(Stored items)
══════════════════════════════

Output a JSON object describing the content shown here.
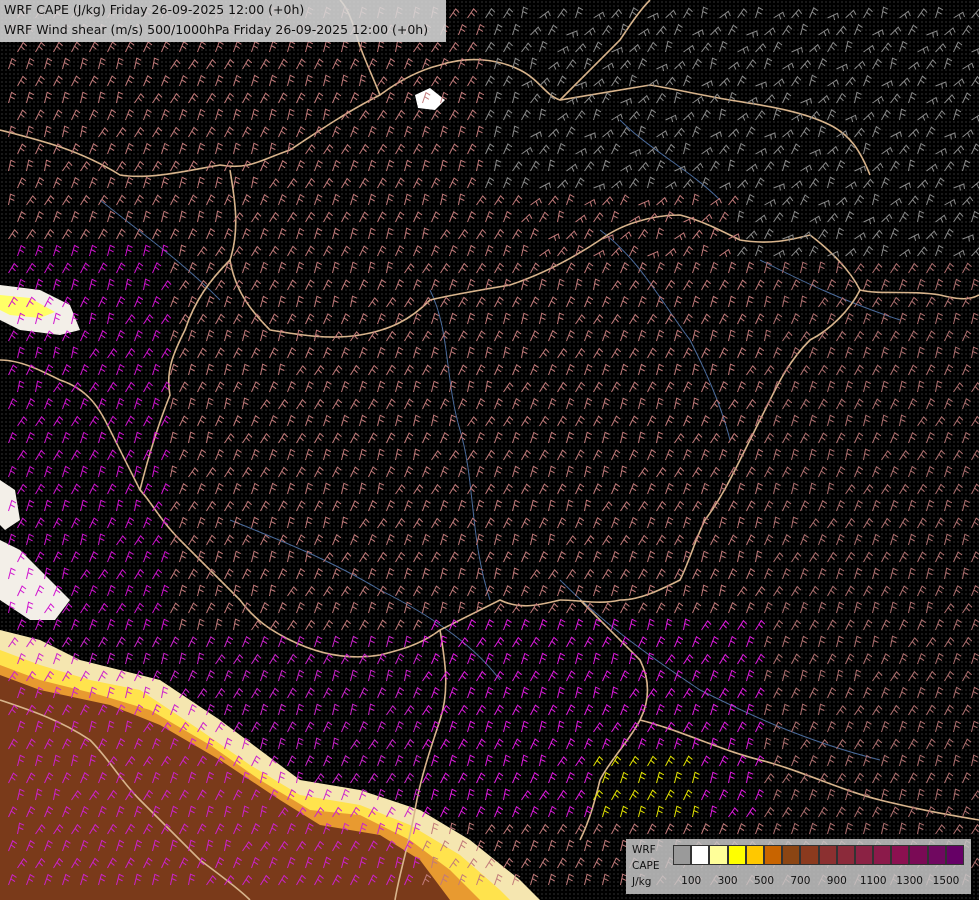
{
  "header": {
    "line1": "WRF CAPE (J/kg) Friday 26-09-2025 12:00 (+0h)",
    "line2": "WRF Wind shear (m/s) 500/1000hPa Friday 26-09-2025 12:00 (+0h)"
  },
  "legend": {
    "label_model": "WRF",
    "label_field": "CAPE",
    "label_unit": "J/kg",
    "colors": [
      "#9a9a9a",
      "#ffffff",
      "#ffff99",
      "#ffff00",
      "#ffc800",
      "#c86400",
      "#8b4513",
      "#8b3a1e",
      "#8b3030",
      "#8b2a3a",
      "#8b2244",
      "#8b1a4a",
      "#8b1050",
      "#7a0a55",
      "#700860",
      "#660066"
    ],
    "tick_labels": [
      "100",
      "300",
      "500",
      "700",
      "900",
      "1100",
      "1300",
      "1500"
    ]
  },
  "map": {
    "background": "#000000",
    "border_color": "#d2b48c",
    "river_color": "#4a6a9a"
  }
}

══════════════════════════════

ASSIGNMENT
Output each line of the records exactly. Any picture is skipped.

ANSWER SPACE
Output a JSON object describing the content shown here.
{
  "header": {
    "line1": "WRF CAPE (J/kg) Friday 26-09-2025 12:00 (+0h)",
    "line2": "WRF Wind shear (m/s) 500/1000hPa Friday 26-09-2025 12:00 (+0h)"
  },
  "legend": {
    "label_model": "WRF",
    "label_field": "CAPE",
    "label_unit": "J/kg",
    "colors": [
      "#9a9a9a",
      "#ffffff",
      "#ffff99",
      "#ffff00",
      "#ffc800",
      "#c86400",
      "#8b4513",
      "#8b3a1e",
      "#8b3030",
      "#8b2a3a",
      "#8b2244",
      "#8b1a4a",
      "#8b1050",
      "#7a0a55",
      "#700860",
      "#660066"
    ],
    "tick_labels": [
      "100",
      "300",
      "500",
      "700",
      "900",
      "1100",
      "1300",
      "1500"
    ]
  },
  "map": {
    "background": "#000000",
    "border_color": "#d2b48c",
    "river_color": "#4a6a9a"
  }
}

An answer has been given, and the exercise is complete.